━━━━━ INPUT RECORDS
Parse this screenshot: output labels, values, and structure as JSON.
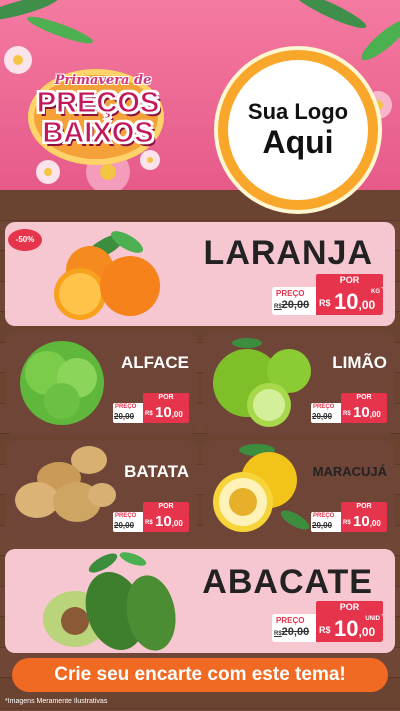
{
  "header": {
    "badge_script": "Primavera de",
    "badge_line1": "PREÇOS",
    "badge_line2": "BAIXOS",
    "logo_line1": "Sua Logo",
    "logo_line2": "Aqui"
  },
  "discount_badge": "-50%",
  "price_labels": {
    "por": "POR",
    "preco": "PREÇO",
    "currency": "R$"
  },
  "products": {
    "laranja": {
      "name": "LARANJA",
      "old_price_prefix": "R$",
      "old_price": "20,00",
      "price_int": "10",
      "price_cents": ",00",
      "unit": "KG"
    },
    "alface": {
      "name": "ALFACE",
      "old_price": "20,00",
      "price_int": "10",
      "price_cents": ",00"
    },
    "limao": {
      "name": "LIMÃO",
      "old_price": "20,00",
      "price_int": "10",
      "price_cents": ",00"
    },
    "batata": {
      "name": "BATATA",
      "old_price": "20,00",
      "price_int": "10",
      "price_cents": ",00"
    },
    "maracuja": {
      "name": "MARACUJÁ",
      "old_price": "20,00",
      "price_int": "10",
      "price_cents": ",00"
    },
    "abacate": {
      "name": "ABACATE",
      "old_price_prefix": "R$",
      "old_price": "20,00",
      "price_int": "10",
      "price_cents": ",00",
      "unit": "UNID"
    }
  },
  "cta": "Crie seu encarte com este tema!",
  "disclaimer": "*Imagens Meramente Ilustrativas",
  "colors": {
    "header_pink": "#e65a8a",
    "card_pink": "#f6c7d1",
    "price_red": "#e7344d",
    "cta_orange": "#f06a24",
    "logo_ring": "#f8a72a"
  }
}
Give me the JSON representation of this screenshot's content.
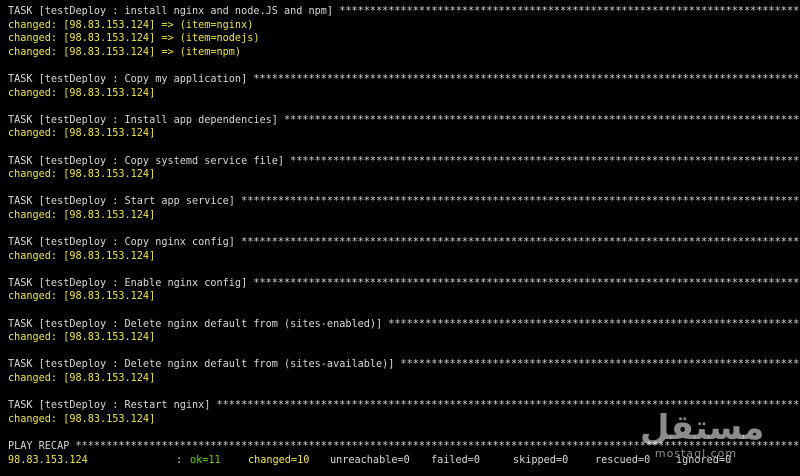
{
  "tasks": [
    {
      "header": "TASK [testDeploy : install nginx and node.JS and npm] ****************************************************************************************************",
      "results": [
        "changed: [98.83.153.124] => (item=nginx)",
        "changed: [98.83.153.124] => (item=nodejs)",
        "changed: [98.83.153.124] => (item=npm)"
      ]
    },
    {
      "header": "TASK [testDeploy : Copy my application] ****************************************************************************************************",
      "results": [
        "changed: [98.83.153.124]"
      ]
    },
    {
      "header": "TASK [testDeploy : Install app dependencies] ****************************************************************************************************",
      "results": [
        "changed: [98.83.153.124]"
      ]
    },
    {
      "header": "TASK [testDeploy : Copy systemd service file] ****************************************************************************************************",
      "results": [
        "changed: [98.83.153.124]"
      ]
    },
    {
      "header": "TASK [testDeploy : Start app service] ****************************************************************************************************",
      "results": [
        "changed: [98.83.153.124]"
      ]
    },
    {
      "header": "TASK [testDeploy : Copy nginx config] ****************************************************************************************************",
      "results": [
        "changed: [98.83.153.124]"
      ]
    },
    {
      "header": "TASK [testDeploy : Enable nginx config] ****************************************************************************************************",
      "results": [
        "changed: [98.83.153.124]"
      ]
    },
    {
      "header": "TASK [testDeploy : Delete nginx default from (sites-enabled)] ****************************************************************************************************",
      "results": [
        "changed: [98.83.153.124]"
      ]
    },
    {
      "header": "TASK [testDeploy : Delete nginx default from (sites-available)] ****************************************************************************************************",
      "results": [
        "changed: [98.83.153.124]"
      ]
    },
    {
      "header": "TASK [testDeploy : Restart nginx] ****************************************************************************************************",
      "results": [
        "changed: [98.83.153.124]"
      ]
    }
  ],
  "recap": {
    "title": "PLAY RECAP ****************************************************************************************************************************************",
    "host": "98.83.153.124",
    "colon": ":",
    "ok": "ok=11",
    "changed": "changed=10",
    "unreachable": "unreachable=0",
    "failed": "failed=0",
    "skipped": "skipped=0",
    "rescued": "rescued=0",
    "ignored": "ignored=0"
  },
  "watermark": {
    "arabic": "مستقل",
    "latin": "mostaql.com"
  },
  "colors": {
    "background": "#000000",
    "task_text": "#d7d7d7",
    "changed_text": "#f0e442",
    "ok_text": "#5fd700"
  }
}
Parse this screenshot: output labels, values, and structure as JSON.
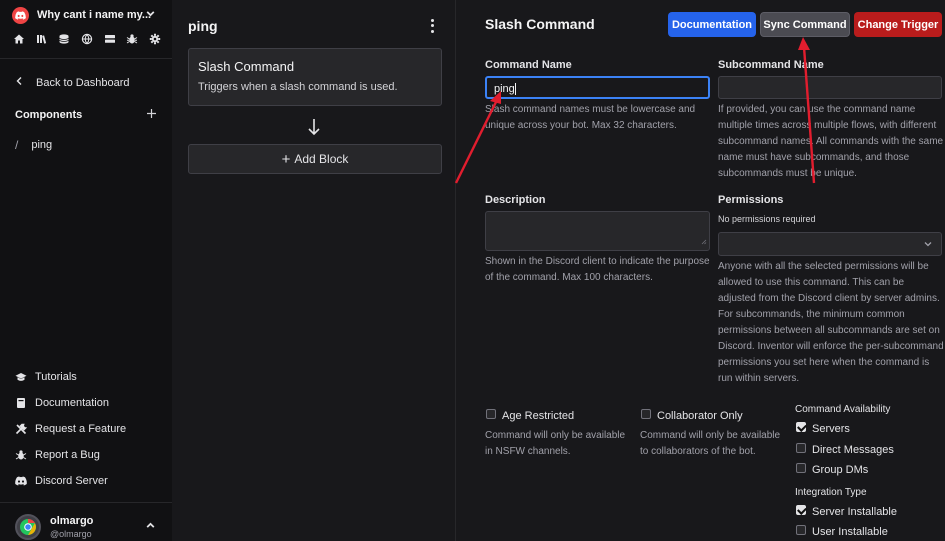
{
  "sidebar": {
    "server_name": "Why cant i name my...",
    "back_label": "Back to Dashboard",
    "components_label": "Components",
    "components": [
      {
        "label": "ping"
      }
    ],
    "links": [
      {
        "label": "Tutorials",
        "icon": "graduation-cap-icon"
      },
      {
        "label": "Documentation",
        "icon": "book-icon"
      },
      {
        "label": "Request a Feature",
        "icon": "tools-icon"
      },
      {
        "label": "Report a Bug",
        "icon": "bug-icon"
      },
      {
        "label": "Discord Server",
        "icon": "discord-icon"
      }
    ],
    "user": {
      "name": "olmargo",
      "handle": "@olmargo"
    }
  },
  "flow": {
    "title": "ping",
    "trigger": {
      "title": "Slash Command",
      "description": "Triggers when a slash command is used."
    },
    "add_block_label": "Add Block"
  },
  "main": {
    "title": "Slash Command",
    "buttons": {
      "documentation": "Documentation",
      "sync": "Sync Command",
      "change": "Change Trigger"
    },
    "command_name": {
      "label": "Command Name",
      "value": "ping",
      "help": "Slash command names must be lowercase and unique across your bot. Max 32 characters."
    },
    "subcommand_name": {
      "label": "Subcommand Name",
      "value": "",
      "help": "If provided, you can use the command name multiple times across multiple flows, with different subcommand names. All commands with the same name must have subcommands, and those subcommands must be unique."
    },
    "description": {
      "label": "Description",
      "value": "",
      "help": "Shown in the Discord client to indicate the purpose of the command. Max 100 characters."
    },
    "permissions": {
      "label": "Permissions",
      "selected": "No permissions required",
      "help": "Anyone with all the selected permissions will be allowed to use this command. This can be adjusted from the Discord client by server admins. For subcommands, the minimum common permissions between all subcommands are set on Discord. Inventor will enforce the per-subcommand permissions you set here when the command is run within servers."
    },
    "age_restricted": {
      "label": "Age Restricted",
      "checked": false,
      "help": "Command will only be available in NSFW channels."
    },
    "collaborator_only": {
      "label": "Collaborator Only",
      "checked": false,
      "help": "Command will only be available to collaborators of the bot."
    },
    "availability": {
      "label": "Command Availability",
      "options": [
        {
          "label": "Servers",
          "checked": true
        },
        {
          "label": "Direct Messages",
          "checked": false
        },
        {
          "label": "Group DMs",
          "checked": false
        }
      ]
    },
    "integration": {
      "label": "Integration Type",
      "options": [
        {
          "label": "Server Installable",
          "checked": true
        },
        {
          "label": "User Installable",
          "checked": false
        }
      ]
    }
  },
  "colors": {
    "accent_blue": "#2563eb",
    "danger_red": "#b91c1c",
    "annotation_red": "#e11d2e",
    "background": "#18181b",
    "sidebar": "#111113"
  }
}
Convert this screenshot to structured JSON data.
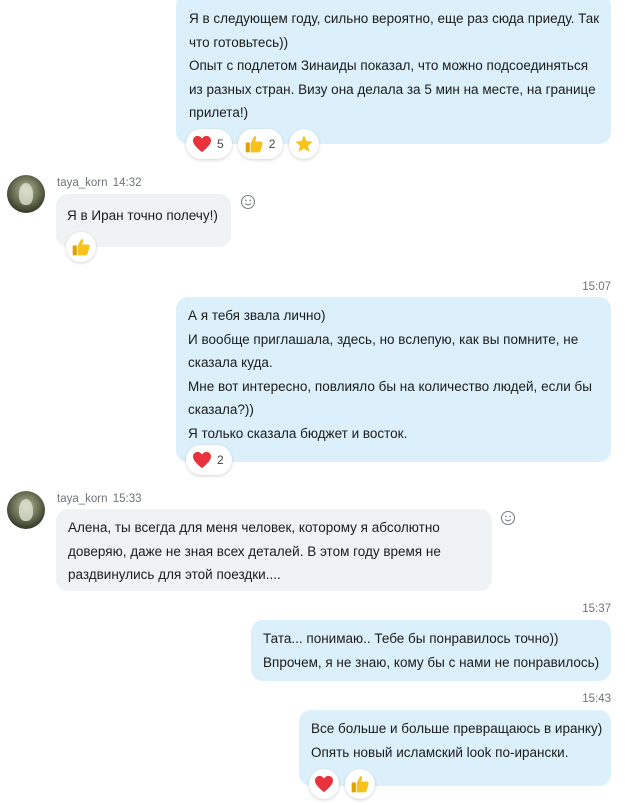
{
  "messages": [
    {
      "id": "m1",
      "lines": [
        "Я в следующем году, сильно вероятно, еще раз сюда приеду. Так",
        "что готовьтесь))",
        "Опыт с подлетом Зинаиды показал, что можно подсоединяться",
        "из разных стран. Визу она делала за 5 мин на месте, на границе",
        "прилета!)"
      ],
      "reactions": [
        {
          "emoji": "heart",
          "count": "5"
        },
        {
          "emoji": "thumbs-up",
          "count": "2"
        },
        {
          "emoji": "star",
          "count": ""
        }
      ]
    },
    {
      "id": "m2",
      "sender": "taya_korn",
      "time": "14:32",
      "lines": [
        "Я в Иран точно полечу!)"
      ],
      "reactions": [
        {
          "emoji": "thumbs-up",
          "count": ""
        }
      ]
    },
    {
      "id": "m3",
      "time": "15:07",
      "lines": [
        "А я тебя звала лично)",
        "И вообще приглашала, здесь, но вслепую, как вы помните, не",
        "сказала куда.",
        "Мне вот интересно, повлияло бы на количество людей, если бы",
        "сказала?))",
        "Я только сказала бюджет и восток."
      ],
      "reactions": [
        {
          "emoji": "heart",
          "count": "2"
        }
      ]
    },
    {
      "id": "m4",
      "sender": "taya_korn",
      "time": "15:33",
      "lines": [
        "Алена, ты всегда для меня человек, которому я абсолютно",
        "доверяю, даже не зная всех деталей. В этом году время не",
        "раздвинулись для этой поездки...."
      ]
    },
    {
      "id": "m5",
      "time": "15:37",
      "lines": [
        "Тата... понимаю.. Тебе бы понравилось точно))",
        "Впрочем, я не знаю, кому бы с нами не понравилось)"
      ]
    },
    {
      "id": "m6",
      "time": "15:43",
      "lines": [
        "Все больше и больше превращаюсь в иранку)",
        "Опять новый исламский look по-ирански."
      ],
      "reactions": [
        {
          "emoji": "heart",
          "count": ""
        },
        {
          "emoji": "thumbs-up",
          "count": ""
        }
      ]
    }
  ],
  "colors": {
    "outgoing_bubble": "#dbf0fb",
    "incoming_bubble": "#f0f3f6",
    "heart": "#e8323c",
    "thumb": "#f4b400",
    "star": "#f7c21c"
  },
  "icons": [
    "heart-icon",
    "thumbs-up-icon",
    "star-icon",
    "add-reaction-icon",
    "avatar"
  ]
}
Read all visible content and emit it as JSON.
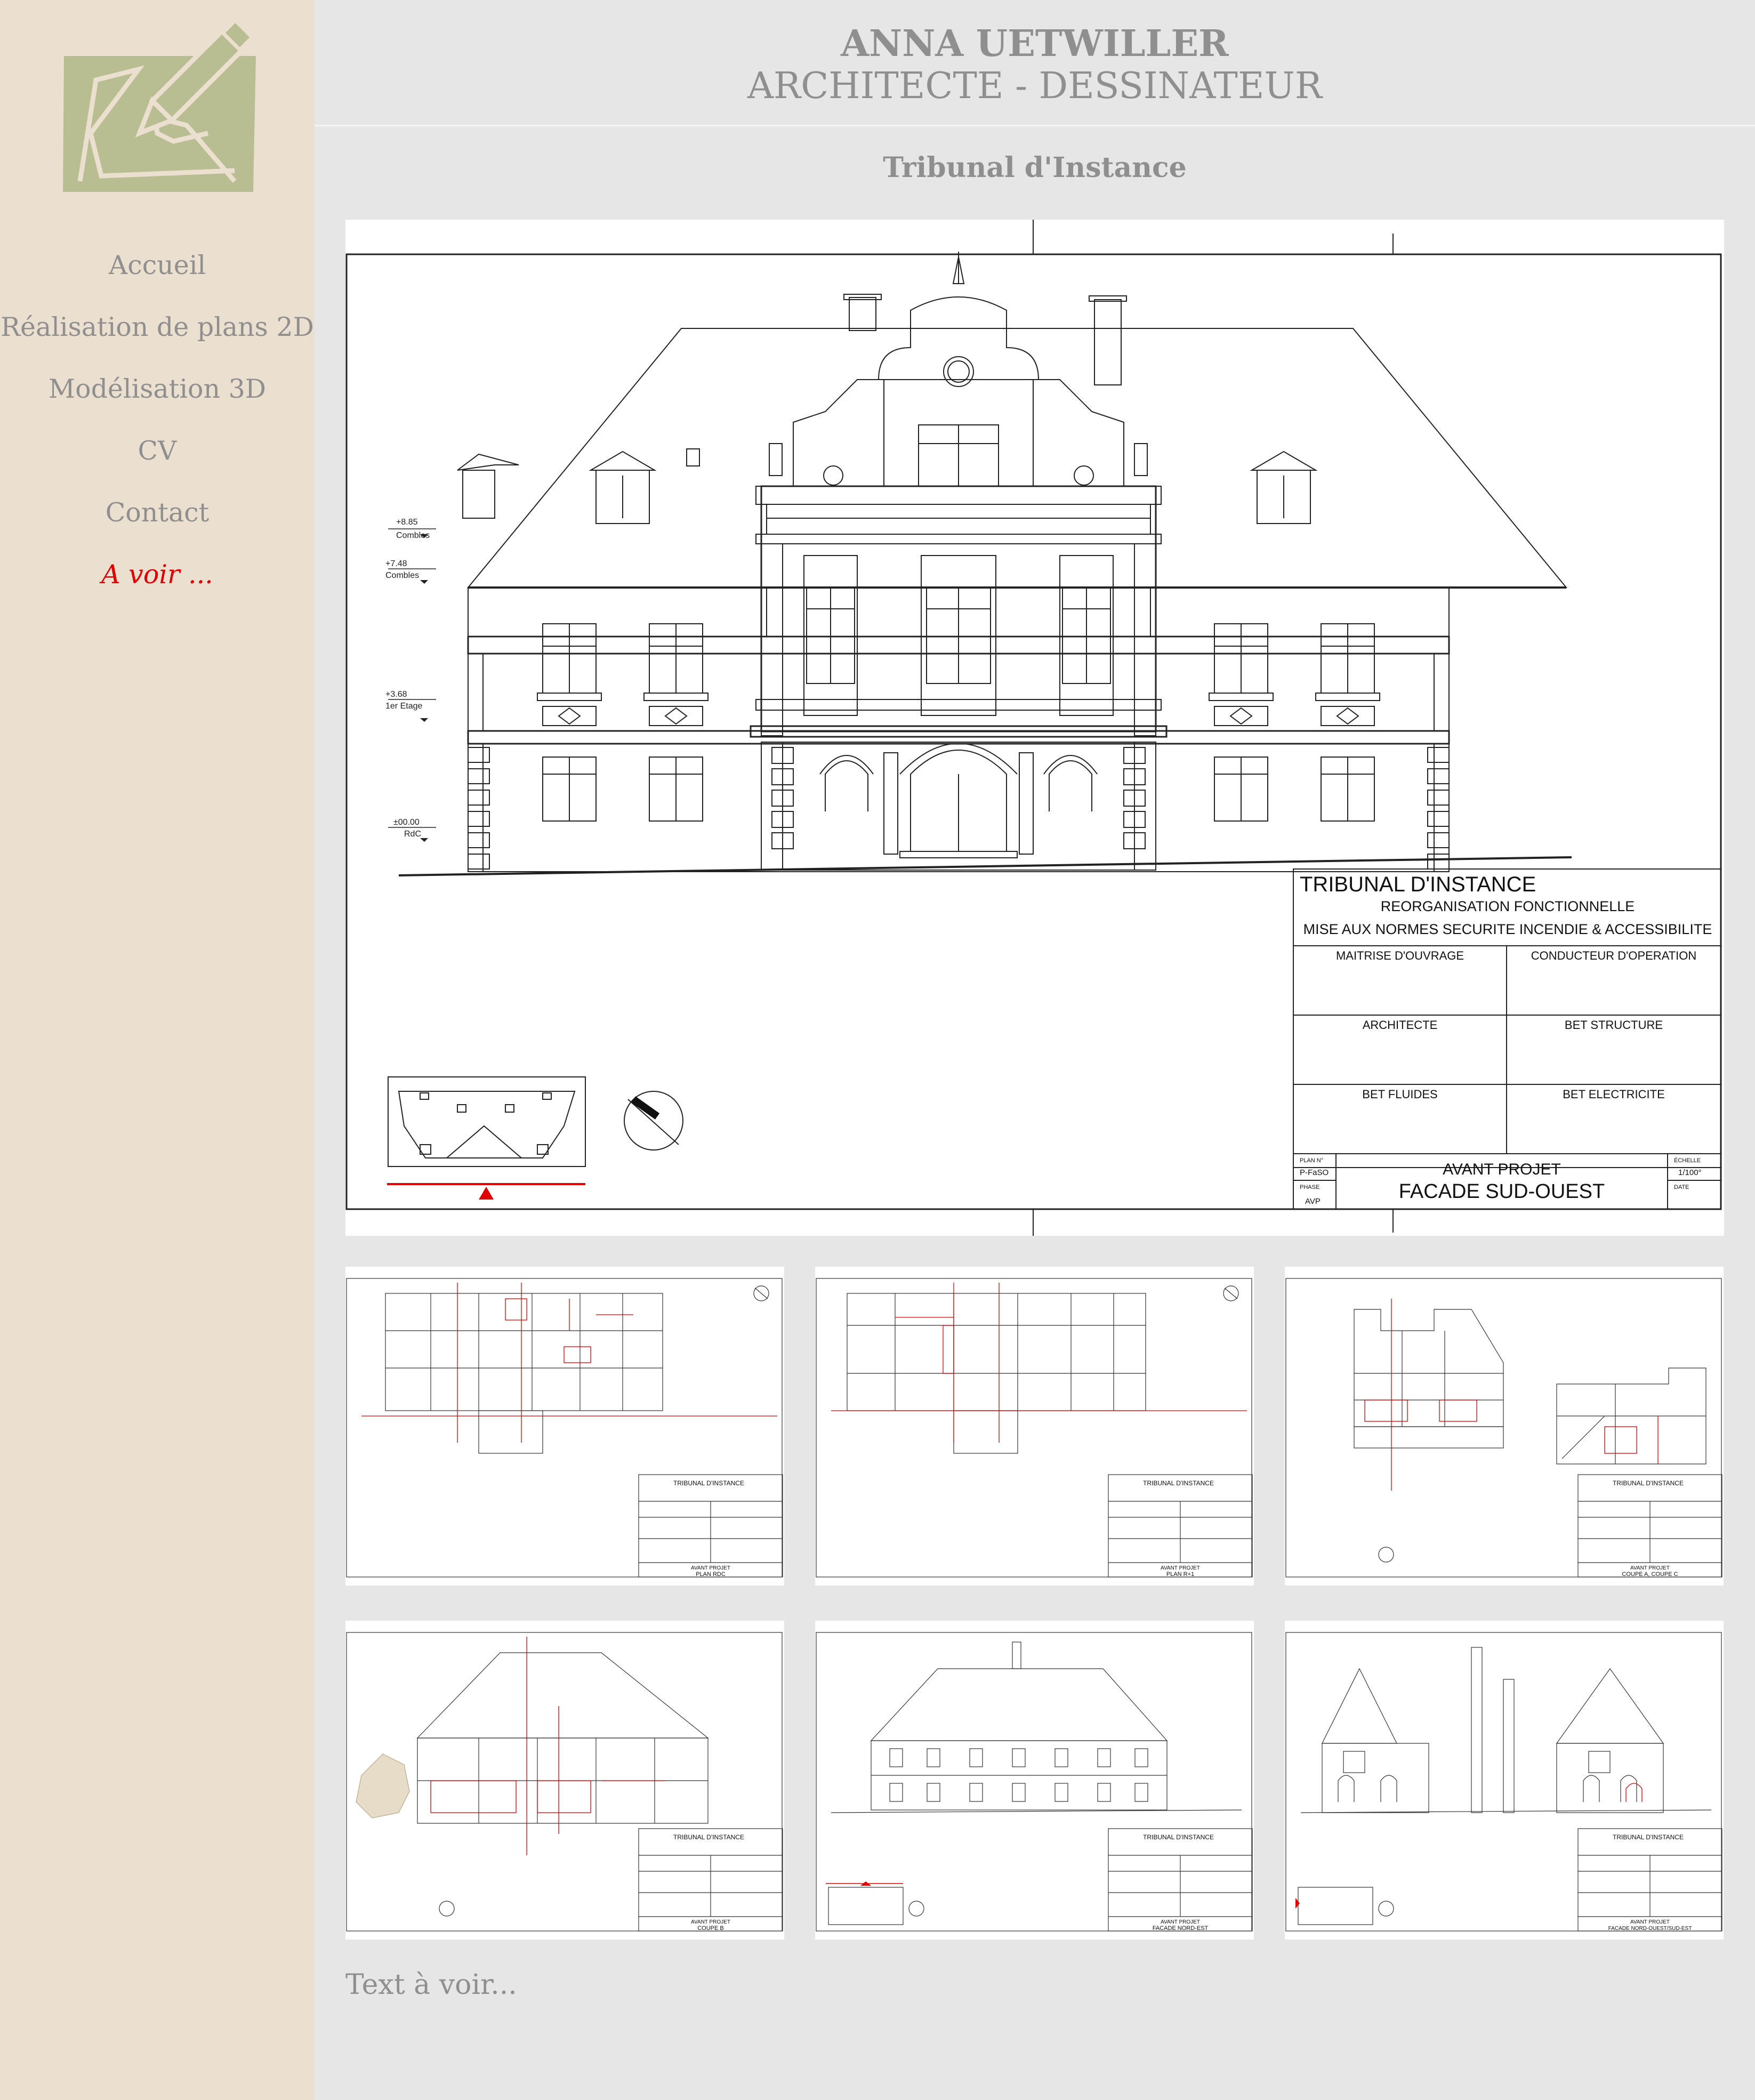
{
  "site": {
    "name": "ANNA UETWILLER",
    "subtitle": "ARCHITECTE - DESSINATEUR"
  },
  "nav": {
    "items": [
      {
        "label": "Accueil"
      },
      {
        "label": "Réalisation de plans 2D"
      },
      {
        "label": "Modélisation 3D"
      },
      {
        "label": "CV"
      },
      {
        "label": "Contact"
      },
      {
        "label": "A voir ..."
      }
    ],
    "active_index": 5
  },
  "page": {
    "title": "Tribunal d'Instance",
    "footer_text": "Text à voir..."
  },
  "colors": {
    "sidebar_bg": "#ebdfd0",
    "content_bg": "#e6e6e6",
    "logo": "#b9bd92",
    "text": "#8f8f8f",
    "active": "#e00000",
    "red_line": "#e00000"
  },
  "main_drawing": {
    "levels": [
      {
        "value": "+8.85",
        "name": "Combles"
      },
      {
        "value": "+7.48",
        "name": "Combles"
      },
      {
        "value": "+3.68",
        "name": "1er Etage"
      },
      {
        "value": "±00.00",
        "name": "RdC"
      }
    ],
    "titleblock": {
      "project": "TRIBUNAL D'INSTANCE",
      "line1": "REORGANISATION FONCTIONNELLE",
      "line2": "MISE AUX NORMES SECURITE INCENDIE & ACCESSIBILITE",
      "roles": [
        "MAITRISE D'OUVRAGE",
        "CONDUCTEUR D'OPERATION",
        "ARCHITECTE",
        "BET STRUCTURE",
        "BET FLUIDES",
        "BET ELECTRICITE"
      ],
      "plan_label": "PLAN N°",
      "plan_no": "P-FaSO",
      "phase_label": "PHASE",
      "phase": "AVP",
      "stage": "AVANT PROJET",
      "view": "FACADE SUD-OUEST",
      "scale_label": "ÉCHELLE",
      "scale": "1/100°",
      "date_label": "DATE"
    }
  },
  "thumbnails": [
    {
      "project": "TRIBUNAL D'INSTANCE",
      "stage": "AVANT PROJET",
      "view": "PLAN RDC"
    },
    {
      "project": "TRIBUNAL D'INSTANCE",
      "stage": "AVANT PROJET",
      "view": "PLAN R+1"
    },
    {
      "project": "TRIBUNAL D'INSTANCE",
      "stage": "AVANT PROJET",
      "view": "COUPE A, COUPE C"
    },
    {
      "project": "TRIBUNAL D'INSTANCE",
      "stage": "AVANT PROJET",
      "view": "COUPE B"
    },
    {
      "project": "TRIBUNAL D'INSTANCE",
      "stage": "AVANT PROJET",
      "view": "FACADE NORD-EST"
    },
    {
      "project": "TRIBUNAL D'INSTANCE",
      "stage": "AVANT PROJET",
      "view": "FACADE NORD-OUEST/SUD-EST"
    }
  ]
}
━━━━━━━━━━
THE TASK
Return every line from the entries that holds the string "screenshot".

EXERCISE RESULT
Parse this screenshot: output labels, values, and structure as JSON.
Give me the JSON representation of this screenshot's content.
Parse this screenshot: output labels, values, and structure as JSON.
Convert this screenshot to structured JSON data.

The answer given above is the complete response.